CARSON, Calif. -- Andre Agassi's plans to play next month's
Australian Open are in jeopardy because of a severe left ankle
sprain that hasn't healed.

"Australia has now become a concern, no question about it.
Until this is better, I can't make any sure statements," he said
Wednesday. "Right now, I'm worried about my training. I have hope
that the next week or two will be big, big gains."

Agassi sprained his ankle Oct. 12 while playing racquetball with
a friend in Las Vegas.

"I couldn't walk for two weeks," he said.

He aggravated the injury during the season-ending Tennis Masters
Cup last month in Shanghai, where he was upset in the first round.

"It's arguably worse now than it was two weeks ago, so I set
myself back going to Shanghai," he said. "I have a bone bruise
that, literally, is still a world of concern."

Agassi said he sustained a third-degree sprain, which tore three
tendons in his ankle, and caused the bone bruise. A knot was
visible on his ankle.

Doctors told Agassi his recovery would take six-to-eight weeks
with full rest and rehabilitation. But he interfered with the
process by playing Shanghai and then playing singles and mixed
doubles with wife Steffi Graf at a charity exhibition in Virginia.

"After my experience in Shanghai, I can confidently say I'll
never get on the court again unless I'm 100 percent ready," he
said. "I was just absolutely resentful that I made the decision to
go on there less than my best. I was real upset."

So was an event organizer, who blasted Agassi for his
withdrawal. The 35-year-old American was one of five top players
who withdrew because of injury or illness.

Wang Liqun, deputy director of the organizing committee in
Shanghai, accused Agassi of announcing his withdrawal without
notifying anyone.

"I certainly didn't appreciate how irresponsible (Wang) was,"
Agassi said. "It was very discouraging for me. I'm frustrated by
the whole thing."

Asked why he ventured to Shanghai instead of staying home like
injured Andy Roddick, Agassi said, "I hadn't played since the
[U.S.] Open and I didn't want to go all the way to Australia
without playing. There was also pressure from the tournament as
well as the ATP. Everybody wanted me to play and I wanted to play,
I just shouldn't have."

Agassi confirmed that he will skip next year's clay court season
because of his fragile back. A herniated disc led to his
first-round loss in the French Open and his absence from Wimbledon
for a second straight year.

"I know not playing the clay at this stage of my career beats
the alternative, which is putting myself through it and
jeopardizing more realistic goals," he said.

Agassi said he hasn't ruled out playing Davis Cup next year. The
United States hosts Romania in a first-round match in La Jolla,
Calif., in February.

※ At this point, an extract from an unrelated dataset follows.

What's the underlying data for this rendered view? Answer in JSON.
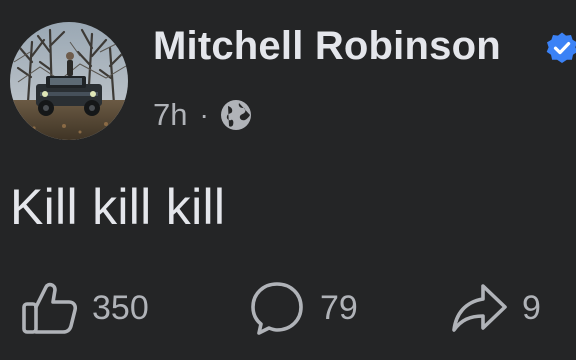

He was in Carson to launch a tennis and education program for
at-risk youth called Agassi's Safe Passage All-Stars. It will
provide promising junior players ages 8 to 15 with tutoring and
coaching so they can compete for college scholarships.

"This isn't a program that says we're going to make you a
tennis professional," Agassi said. "This is a program that's
going to use tennis as a vehicle to introduce you to your full
potential in academics."

Agassi finished the year ranked No. 7 in the world. He won his
only title in Los Angeles and had a 38-12 match record. He lost to
Roger Federer in the quarterfinals of the Australian Open and the
U.S. Open final.